Using Anabolic Steroids
Anabolic steroids, which consist of synthetically produced testosterone, have the ability to build muscle and increase male sexual characteristics, according to the National Institute on Drug Abuse. While they're prescribed by physicians to treat a variety of medical conditions, steroids are also used illegally to improve athletic performance. In addition to raising levels of testosterone, continuous use of steroids can result in serious side effects. Your body may stop producing it's own testosterone. Steroids also impact brain chemicals, which may affect mood, change behavior and lead to aggression.
Adrenal Gland Tumors
The University of Southern California states that your adrenal glands are two yellowish-orange colored glands that sit on top of your kidneys. They secrete several different hormones, including adrenalin, which affects your blood pressure and heart rate, and steroid hormones such as testosterone. Some types of tumors that form in the adrenal glands produce and secrete more testosterone than normal, so your levels go up. In men, this extra testosterone usually does not cause symptoms, according to the US Oncology Network. Other symptoms associated with an adrenal tumor include a lump in the abdomen and pain in the abdomen or back.
When puberty occurs earlier than normal -- before age 9 in boys -- it's called precocious puberty. During puberty, bones and muscles go through a growth spurt, the voice deepens and the reproductive system matures. It's normal for testosterone levels to go up during puberty, but it's not typical to have high testosterone at such an early age. Testosterone should return to normal levels in young adulthood. However, many kids who go through early puberty do not reach their full adult height because their bone growth stops at an earlier age than normal.
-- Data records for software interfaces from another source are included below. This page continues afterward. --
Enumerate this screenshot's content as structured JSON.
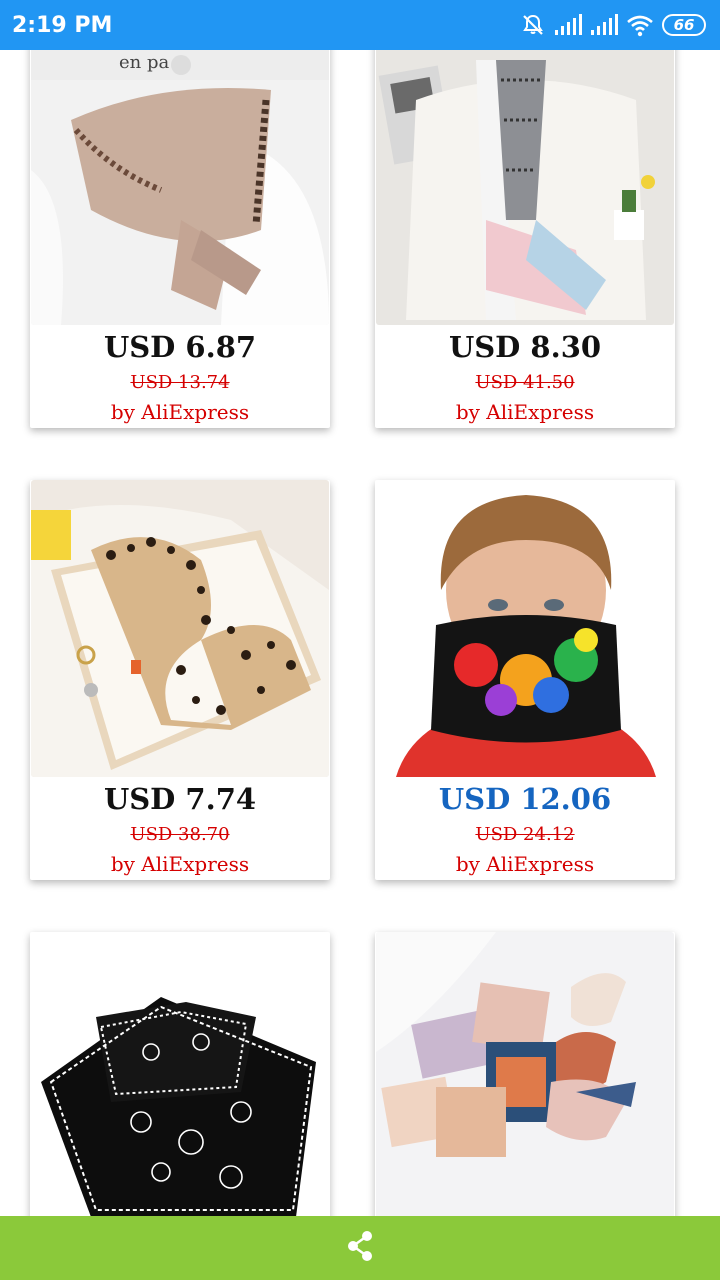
{
  "status_bar": {
    "time": "2:19 PM",
    "battery": "66",
    "icons": [
      "silent-icon",
      "signal-icon",
      "signal-icon",
      "wifi-icon",
      "battery-icon"
    ]
  },
  "products": [
    {
      "price": "USD 6.87",
      "old_price": "USD 13.74",
      "seller": "by AliExpress"
    },
    {
      "price": "USD 8.30",
      "old_price": "USD 41.50",
      "seller": "by AliExpress"
    },
    {
      "price": "USD 7.74",
      "old_price": "USD 38.70",
      "seller": "by AliExpress"
    },
    {
      "price": "USD 12.06",
      "old_price": "USD 24.12",
      "seller": "by AliExpress"
    }
  ],
  "product_images": [
    {
      "text": "en pa"
    },
    {
      "text": ""
    },
    {
      "text": ""
    },
    {
      "text": ""
    },
    {
      "text": ""
    },
    {
      "text": ""
    }
  ],
  "bottom_bar": {
    "icon": "share-icon"
  },
  "colors": {
    "status_bar": "#2196f3",
    "bottom_bar": "#8bc93a",
    "old_price": "#d50000",
    "seller": "#d50000",
    "highlight_price": "#1565c0"
  }
}
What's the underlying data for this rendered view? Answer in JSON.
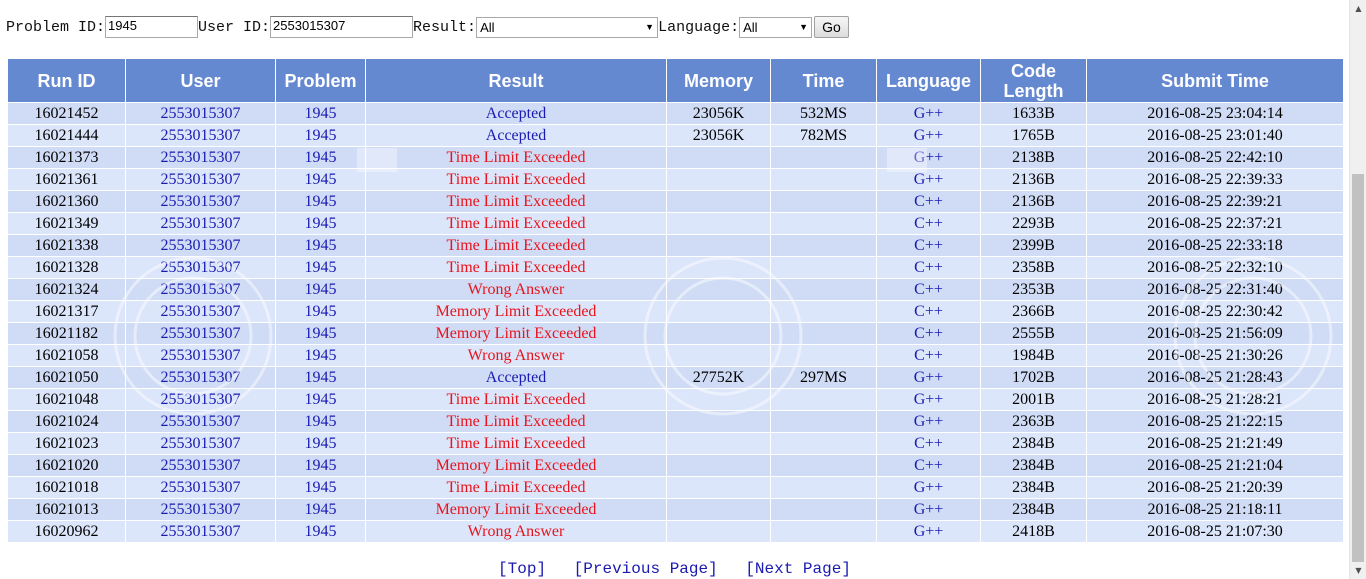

- MedlinePlus: Testosterone
- National Institute of Diabetes and Digestive and Kidney Diseases: Hyperthyroidism
- University of Southern California: Adrenal Tumors
- Lab Tests Online: Testosterone
- Kids Health: Precocious Puberty
- US Oncology Network: Adrenal Gland Tumor
- National Institute on Drug Abuse: Drug Facts: Anabolic Steroids